MOSCOW, DEC. 16 -- A subtle rumbling of dissent has broken a general mood of jubilation here over the U.S.-Soviet agreement to scrap medium- and shorter-range missiles that was signed at the summit in Washington last week.

One Soviet war veteran griped about the treaty even before it was signed, using the newspaper Pravda to warn Kremlin leaders against being swindled by the Reagan administration.

"Is it really possible to trust the U.S. leadership?" M. Linyak asked rhetorically in the official Communist Party publication. "American imperialism hasn't given up its quest for military superiority."

Since Soviet leader Mikhail Gorbachev sealed the Intermediate-range Nuclear Forces (INF) accord in Washington, other complaints about it and the Kremlin leadership's general advocacy of disarmament have surfaced in scattered articles in the official media.
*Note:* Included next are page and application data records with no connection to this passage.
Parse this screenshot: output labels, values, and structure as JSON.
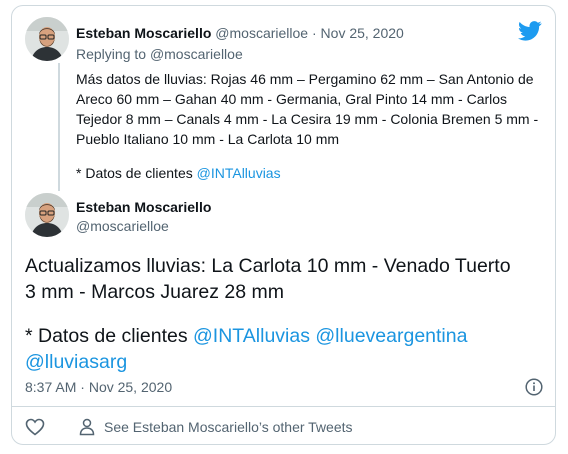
{
  "colors": {
    "accent": "#1b95e0",
    "muted": "#536471",
    "text": "#0f1419",
    "border": "#cfd9de"
  },
  "reply_tweet": {
    "display_name": "Esteban Moscariello",
    "handle": "@moscarielloe",
    "separator": "·",
    "date": "Nov 25, 2020",
    "replying_prefix": "Replying to",
    "replying_handle": "@moscarielloe",
    "text": "Más datos de lluvias: Rojas 46 mm – Pergamino 62 mm – San Antonio de Areco 60 mm – Gahan 40 mm - Germania, Gral Pinto 14 mm - Carlos Tejedor 8 mm – Canals 4 mm - La Cesira 19 mm - Colonia Bremen 5 mm - Pueblo Italiano 10 mm - La Carlota 10 mm",
    "footnote_prefix": "* Datos de clientes",
    "footnote_mention": "@INTAlluvias"
  },
  "main_tweet": {
    "display_name": "Esteban Moscariello",
    "handle": "@moscarielloe",
    "text": "Actualizamos lluvias: La Carlota 10 mm - Venado Tuerto 3 mm - Marcos Juarez 28 mm",
    "footnote_prefix": "* Datos de clientes",
    "mention_1": "@INTAlluvias",
    "mention_2": "@llueveargentina",
    "mention_3": "@lluviasarg",
    "time": "8:37 AM",
    "separator": "·",
    "date": "Nov 25, 2020"
  },
  "footer": {
    "other_tweets_label": "See Esteban Moscariello’s other Tweets"
  },
  "icons": {
    "logo": "twitter-bird-icon",
    "info": "info-icon",
    "like": "heart-icon",
    "profile": "person-icon"
  }
}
Although it has been dismissed by senior party officials, the grumbling indicates that the Kremlin's disarmament policy is probably disputed, some western diplomats said, if only by a minority of rank-and-file party members and military officials.

Nevertheless, in a show of glasnost, or openness, these skeptics appear to be getting a public airing.

No sooner was the treaty signed than a writer in the military newspaper Krasnaya Zvesda (Red Star) cautioned against a mood of pacifism creeping across the Soviet Union. Others charged Moscow with making a raw deal, since the treaty calls for the Soviet Union to destroy twice as many missiles as the United States.

In apparent response to the skeptics, Gorbachev, Army Chief of Staff Sergei Akhromeyev and other leading officials who took part in INF negotiations have been defensive in their public explanations of the treaty terms.

Akhromeyev, conceding in Pravda today that the Soviet Union is required to destroy more missiles, said, "It was important to deal not only with the arithmetic correlation of forces, but also with who should take the first step toward the beginning of disarmament.

"A positive outcome to negotiations is only possible on a reciprocal basis when both sides make concessions," the 64-year-old official said. "That is how it was in preparing the treaty on medium- and short{er}-range missiles. At the same time, the defense capacity of our country is ensured."

Akhromeyev, at pains to show that the Soviet military's interests were protected during the talks in Washington, said that Soviet negotiators had resisted a U.S. attempt to win a more lenient approach to Reagan's Strategic Defense Initiative, or "Star Wars," program.

"The American experts were proposing to us that they would be creating an {antiballistic missile} system for their country," he said. "We came out decisively against that.

"In order to prevent this, we managed to have recorded in the final joint statement that both sides were obliged to observe the ABM treaty in the form in which it was signed in 1972," he said.

In another signal of discontent, an official Soviet spokesman opened the first Moscow briefing after the summit with a striking defense of the Washington treaty, under which both the United States and the Soviet Union will be required to eliminate all of their medium- and shorter-range missiles.

"It is not an easy thing to give up nuclear missiles," Foreign Ministry spokesman Boris Pyadyshev said yesterday. "Some people believe that they are a symbol of a country's might, of its power over circumstances. Some people maintain that by giving up nuclear missiles a country loses the accessories of a great power. This is an entirely wrong assumption."

In a Monday night appearance on Soviet television, Gorbachev, too, seemed at pains to stress that the treaty was carefully weighed so as not to leave the Soviet Union at a military disadvantage.

Gorbachev also said that in preparing for the summit, the ruling Politburo's members discussed several times "the principled stand from which we would act there, and were once again calculating everything from the military-technical viewpoint."

Gorbachev, who hinted in talks with U.S. congressmen that the INF treaty might face a debate before ratification by the Soviet legislature, reiterated the point in his speech Monday. Referring to the Supreme Soviet, he said, "I hope that it will back the agreement, for such is the will of our people."

The nominal legislature is composed solely of Communist Party members and has not in memory rejected a bill put forward by the party.

During his 20-minute televised speech, Gorbachev struck western viewers and some Soviets as defensive about the treaty and his campaign for nuclear disarmament.

By stressing that the Politburo had collaborated in summit preparations and that the Soviet allies had approved the results, "he seemed eager to emphasize that going for the treaty was a group decision and not his alone," a senior western diplomat said. "He appeared to be arguing with doubts about the whole thing expressed by a skeptical, off-camera interlocuter."

In a show of glasnost, some of the skeptics now appear to be moving on-camera. In an official Soviet poll of attitudes toward disarmament and the treaty, released this week in the official magazine New Times, 20 percent of those questioned said that Moscow should seek military superiority rather than parity.

According to an article last Thursday in the official newspaper Sovietskaya Rossiya, factory workers in Votkinsk, who would have to transfer from defense to civilian industry as a result of the treaty, noted that the switch would result in some "shortages."